“A beautiful surfing wave like Mundaka is truly a world treasure,” said Save The Waves executive director Dean LaTourrette. “This study provides evidence of not just the environmental value of a Mundaka, but of the economic value as well, reinforcing the notion that it and other spots like it need to be protected.”

The study, entitled “The Impact of Surfing on the Local Economy of Mundaka, Spain,” was conducted by graduate student Melissa Murphy of the Univesity of Oregon’s College of Oceanic and Atmospheric Sciences, with the help of Maria Bernal from Autonoma University Madrid, and was commissioned by Save The Waves Coalition.

Summary of Key Findings:

1) At higher visitation levels, surfing and the wave at Mundaka has an estimated positive economic impact of up to $4.5 million per year to the local economy – in a town of approximately 1,900 people. (Based on visitation levels of 40,000 per year.)

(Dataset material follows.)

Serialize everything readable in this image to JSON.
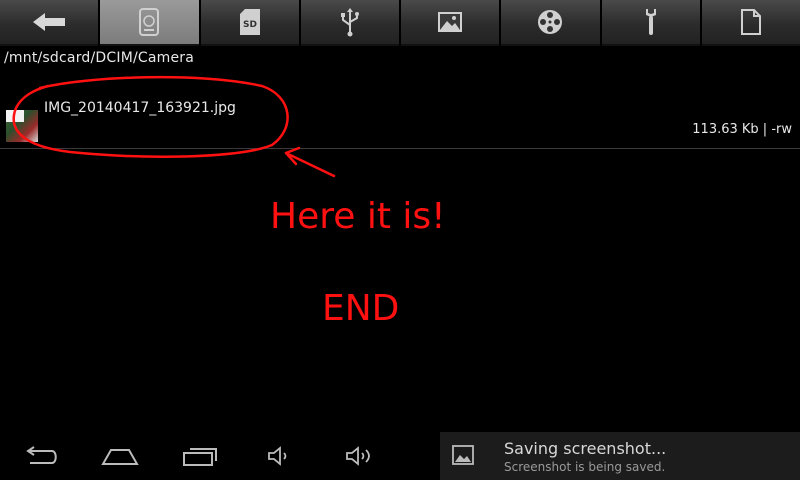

2) Surfing at Mundaka adds up to $1.5 million in annual personal income to the local population, and supports up to 95 jobs.1

3) A majority of survey respondents claimed they would no longer visit Mundaka if the wave there were significantly degraded.

4) Local businesses estimated that up to 40% of their customers are surfers or surf spectators, and that the loss of business due to the degradation of the wave and the cancellation of the Billabong Pro contest could be as high as 50%. (Based on informal interviews with local businesses.)